• Judd Apatow on Crashing cancelation: HBO told us to stop making it.

    Crashing crashed its last crash at HBO. The Pete Holmes sitcom about an aspiring stand-up comedian will end after the Season 3 finale this Sunday.

    HBO confirmed the news after Judd Apatow appeared on Conan Thursday night. On the late night show, he was very explicit that Crashing is not canceled. “We’re just going to stop making it.”

    Conan O’Brien asked, “What stopped you from making more?” The famed filmmaker comically replied, “They told us we should never make any more [episodes.]”

    Crashing was a hit comedy series with stand-ups due to its realistic portrayal of up-and-coming stand-ups in present-day New York City. Regular comedy pains like barking, bringer shows, and miscast auditions on the series showed the world that stand-up comedy is fucking hard. Previous sitcoms like Seinfeld, Maron, and Maria Bamford’s quirky Netflix series Lady Dynamite showed the lives of working comedians. At least for this writer, open mic-level stand-up comedy is depicted no more honestly than on Crashing.

    Crashing showed the gritty New York stand-up scene

    Many New York City stand-up staples were featured on the series. Because Crashing was about up-and-coming comedians, they didn’t just shoot at the infamous Comedy Cellar. The Grisly Pear, a Greenwich Village bar with a comedian-ran room in the back, gained name recognition with interior and exterior scenes shot in the same place countless unknown comics cut their teeth.

    Apatow and Holmes made three seasons of the HBO show. Many big-name comedians made appearances as themselves including John Mulaney, Sarah Silverman, Jeff Ross, and Amy Schumer. Critics enjoyed Artie Lange’s moving role as himself, a ‘big brother’ figure to the fictional Pete.

    Even fictional roles relied heavily on stand-up talent. Aparna Nancherla, Jamie Lee, Jermaine Fowler, and more regularly starred on the series.

    Crashing became that TV show that friends and family would see, then ask the comedian in their life, “You watch Crashing? Is that real?” The audience for the show actually grew this season, or at least according to Nielsen. Crashing averaged 369,000 live viewers, up about 4.5% from Season 2. That doesn’t count what is likely an even bigger audience watching on other platforms.

    Pete Holmes faces second cancelation

    Holmes always seemed nervous about getting picked up for another season, as he would frantically remind listeners of his podcast, You Made It Weird, to watch it and to watch it live on HBO. He’d frequently make mention that the “numbers matter” and that live viewers help determine if they’ll get picked up again.

    This is not Holmes’s first time losing a series to network executives. The Pete Holmes Show, his late night talk show, ran for 80 episodes on TBS before getting canceled due to insufficient audience numbers.

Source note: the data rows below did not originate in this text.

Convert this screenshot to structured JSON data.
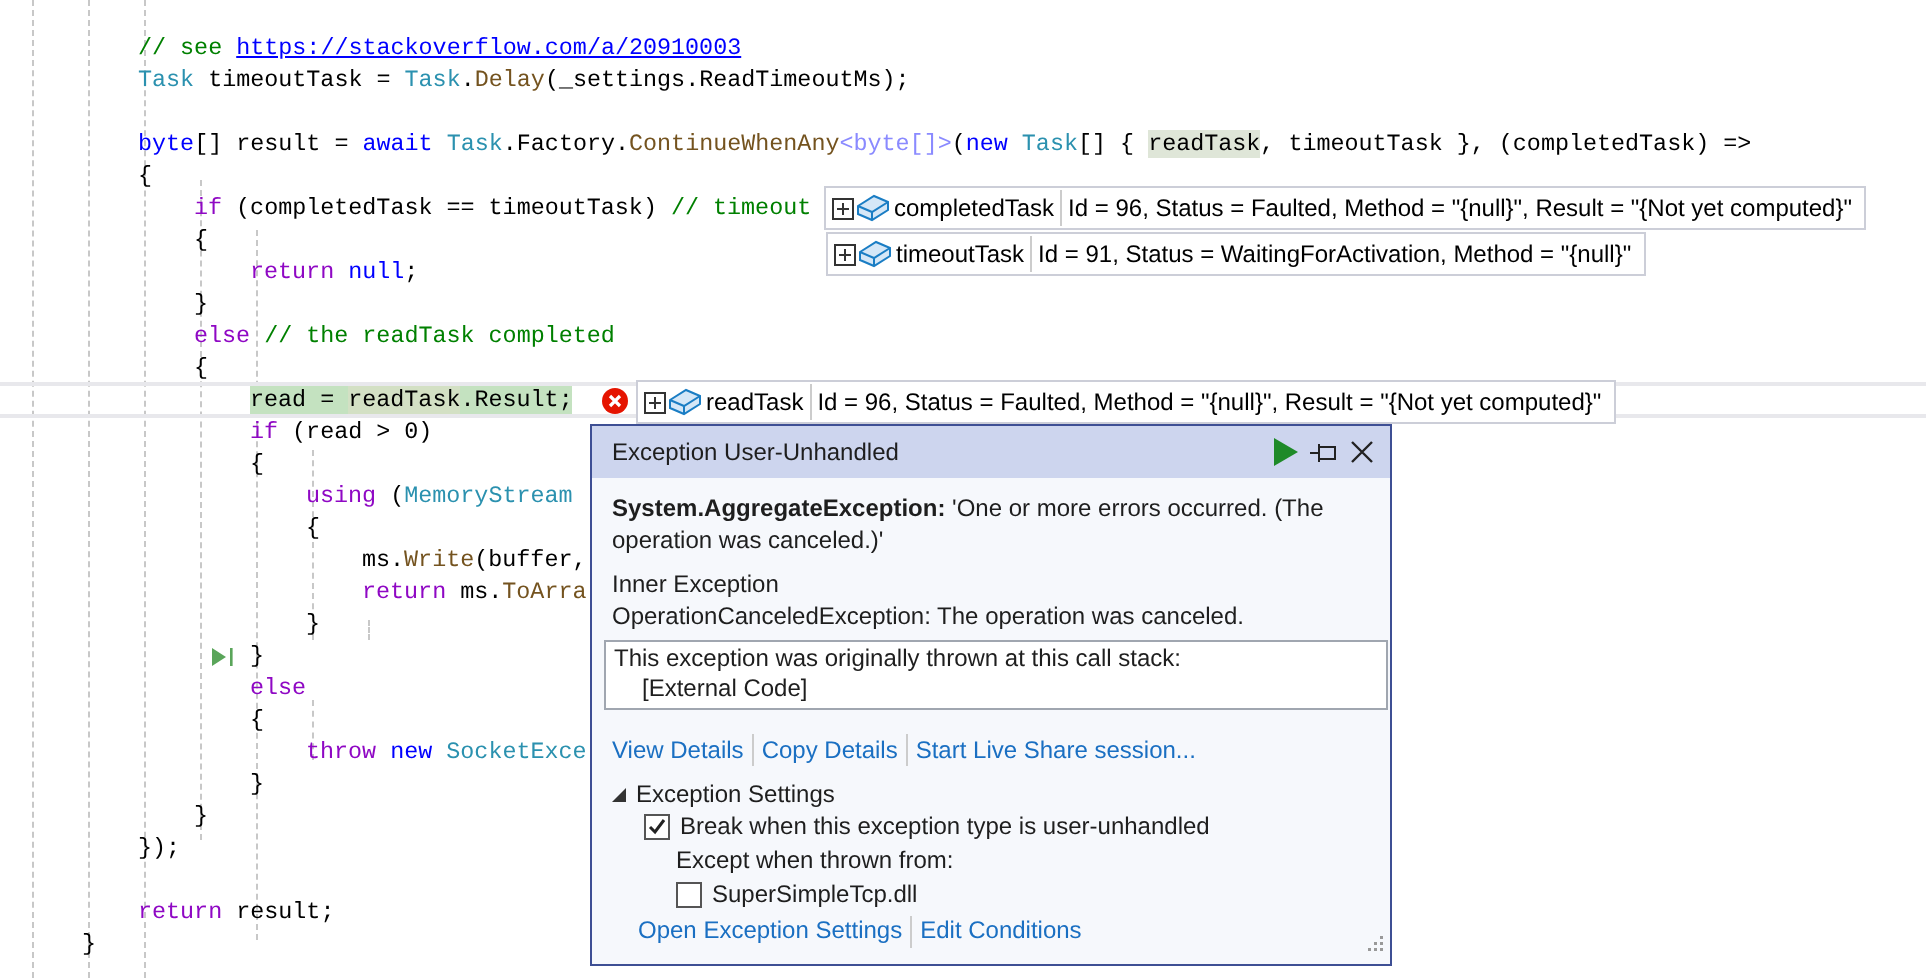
{
  "code": {
    "lines": [
      {
        "kind": "code",
        "tokens": [
          {
            "text": "// see ",
            "kind": "comment"
          },
          {
            "text": "https://stackoverflow.com/a/20910003",
            "kind": "link"
          }
        ]
      },
      {
        "kind": "code",
        "tokens": [
          {
            "text": "Task",
            "kind": "type"
          },
          {
            "text": " timeoutTask = ",
            "kind": "plain"
          },
          {
            "text": "Task",
            "kind": "type"
          },
          {
            "text": ".",
            "kind": "plain"
          },
          {
            "text": "Delay",
            "kind": "method"
          },
          {
            "text": "(_settings.ReadTimeoutMs);",
            "kind": "plain"
          }
        ]
      },
      {
        "kind": "blank"
      },
      {
        "kind": "code",
        "tokens": [
          {
            "text": "byte",
            "kind": "keyword"
          },
          {
            "text": "[] result = ",
            "kind": "plain"
          },
          {
            "text": "await ",
            "kind": "keyword"
          },
          {
            "text": "Task",
            "kind": "type"
          },
          {
            "text": ".Factory.",
            "kind": "plain"
          },
          {
            "text": "ContinueWhenAny",
            "kind": "method"
          },
          {
            "text": "<byte[]>",
            "kind": "faded"
          },
          {
            "text": "(",
            "kind": "plain"
          },
          {
            "text": "new ",
            "kind": "keyword"
          },
          {
            "text": "Task",
            "kind": "type"
          },
          {
            "text": "[] { ",
            "kind": "plain"
          },
          {
            "text": "readTask",
            "kind": "reference"
          },
          {
            "text": ", timeoutTask }, (completedTask) =>",
            "kind": "plain"
          }
        ]
      },
      {
        "kind": "code",
        "tokens": [
          {
            "text": "{",
            "kind": "plain"
          }
        ],
        "children": [
          {
            "kind": "code",
            "tokens": [
              {
                "text": "if",
                "kind": "control"
              },
              {
                "text": " (completedTask == timeoutTask) ",
                "kind": "plain"
              },
              {
                "text": "// timeout",
                "kind": "comment"
              }
            ]
          },
          {
            "kind": "code",
            "tokens": [
              {
                "text": "{",
                "kind": "plain"
              }
            ],
            "children": [
              {
                "kind": "code",
                "tokens": [
                  {
                    "text": "return ",
                    "kind": "control"
                  },
                  {
                    "text": "null",
                    "kind": "keyword"
                  },
                  {
                    "text": ";",
                    "kind": "plain"
                  }
                ]
              }
            ]
          },
          {
            "kind": "code",
            "tokens": [
              {
                "text": "}",
                "kind": "plain"
              }
            ]
          },
          {
            "kind": "code",
            "tokens": [
              {
                "text": "else ",
                "kind": "control"
              },
              {
                "text": "// the readTask completed",
                "kind": "comment"
              }
            ]
          },
          {
            "kind": "code",
            "tokens": [
              {
                "text": "{",
                "kind": "plain"
              }
            ],
            "children": [
              {
                "kind": "code",
                "current": true,
                "error": true,
                "tokens": [
                  {
                    "text": "read = ",
                    "kind": "statement"
                  },
                  {
                    "text": "readTask",
                    "kind": "statement_reference"
                  },
                  {
                    "text": ".Result;",
                    "kind": "statement"
                  }
                ]
              },
              {
                "kind": "code",
                "tokens": [
                  {
                    "text": "if",
                    "kind": "control"
                  },
                  {
                    "text": " (read > 0)",
                    "kind": "plain"
                  }
                ]
              },
              {
                "kind": "code",
                "tokens": [
                  {
                    "text": "{",
                    "kind": "plain"
                  }
                ],
                "children": [
                  {
                    "kind": "code",
                    "tokens": [
                      {
                        "text": "using",
                        "kind": "control"
                      },
                      {
                        "text": " (",
                        "kind": "plain"
                      },
                      {
                        "text": "MemoryStream",
                        "kind": "type"
                      }
                    ]
                  },
                  {
                    "kind": "code",
                    "tokens": [
                      {
                        "text": "{",
                        "kind": "plain"
                      }
                    ],
                    "children": [
                      {
                        "kind": "code",
                        "tokens": [
                          {
                            "text": "ms.",
                            "kind": "plain"
                          },
                          {
                            "text": "Write",
                            "kind": "method"
                          },
                          {
                            "text": "(buffer,",
                            "kind": "plain"
                          }
                        ]
                      },
                      {
                        "kind": "code",
                        "tokens": [
                          {
                            "text": "return",
                            "kind": "control"
                          },
                          {
                            "text": " ms.",
                            "kind": "plain"
                          },
                          {
                            "text": "ToArra",
                            "kind": "method"
                          }
                        ]
                      }
                    ]
                  },
                  {
                    "kind": "code",
                    "tokens": [
                      {
                        "text": "}",
                        "kind": "plain"
                      }
                    ]
                  }
                ]
              },
              {
                "kind": "code",
                "run_to_click": true,
                "tokens": [
                  {
                    "text": "}",
                    "kind": "plain"
                  }
                ]
              },
              {
                "kind": "code",
                "tokens": [
                  {
                    "text": "else",
                    "kind": "control"
                  }
                ]
              },
              {
                "kind": "code",
                "tokens": [
                  {
                    "text": "{",
                    "kind": "plain"
                  }
                ],
                "children": [
                  {
                    "kind": "code",
                    "tokens": [
                      {
                        "text": "throw ",
                        "kind": "control"
                      },
                      {
                        "text": "new ",
                        "kind": "keyword"
                      },
                      {
                        "text": "SocketExce",
                        "kind": "type"
                      }
                    ]
                  }
                ]
              },
              {
                "kind": "code",
                "tokens": [
                  {
                    "text": "}",
                    "kind": "plain"
                  }
                ]
              }
            ]
          },
          {
            "kind": "code",
            "tokens": [
              {
                "text": "}",
                "kind": "plain"
              }
            ]
          }
        ]
      },
      {
        "kind": "code",
        "tokens": [
          {
            "text": "});",
            "kind": "plain"
          }
        ]
      },
      {
        "kind": "blank"
      },
      {
        "kind": "code",
        "tokens": [
          {
            "text": "return",
            "kind": "control"
          },
          {
            "text": " result;",
            "kind": "plain"
          }
        ]
      }
    ],
    "closing_line": {
      "kind": "code",
      "tokens": [
        {
          "text": "}",
          "kind": "plain"
        }
      ]
    }
  },
  "datatips": [
    {
      "name": "completedTask",
      "value": "Id = 96, Status = Faulted, Method = \"{null}\", Result = \"{Not yet computed}\""
    },
    {
      "name": "timeoutTask",
      "value": "Id = 91, Status = WaitingForActivation, Method = \"{null}\""
    },
    {
      "name": "readTask",
      "value": "Id = 96, Status = Faulted, Method = \"{null}\", Result = \"{Not yet computed}\""
    }
  ],
  "exception": {
    "title": "Exception User-Unhandled",
    "message": "**System.AggregateException:** 'One or more errors occurred. (The operation was canceled.)'",
    "inner_heading": "Inner Exception",
    "inner_message": "OperationCanceledException: The operation was canceled.",
    "stack_heading": "This exception was originally thrown at this call stack:",
    "stack_frames": [
      "[External Code]"
    ],
    "links": [
      "View Details",
      "Copy Details",
      "Start Live Share session..."
    ],
    "settings": {
      "heading": "Exception Settings",
      "expanded": true,
      "break_option": {
        "label": "Break when this exception type is user-unhandled",
        "checked": true
      },
      "except_label": "Except when thrown from:",
      "modules": [
        {
          "label": "SuperSimpleTcp.dll",
          "checked": false
        }
      ]
    },
    "footer_links": [
      "Open Exception Settings",
      "Edit Conditions"
    ]
  }
}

    Will there be a Crashing movie at HBO?

    Despite not getting picked up for a fourth season, Apatow floated the possibility of a Crashing movie. HBO has gone this route with beloved shows they “did not pick up but also did not cancel” in the past. LGBTQ favorite Looking enjoyed two seasons on the premium cable channel before concluding with a longer “special” (read: movie).

    It’s a sad day for fans of the show and the New York-based comedians who will go back to living the lives they depicted on screen.

    Billy Procida

    Laughspin editor-in-chief Billy Procida is a stand-up comedian in New York City. He hosts The Manwhore Podcast where he talks to women he's hooked up with about sex, dating, and why they didn't work out. Reach him on Twitter.

    WP-Backgrounds Lite by InoPlugs Web Design and Juwelier Schönmann 1010 Wien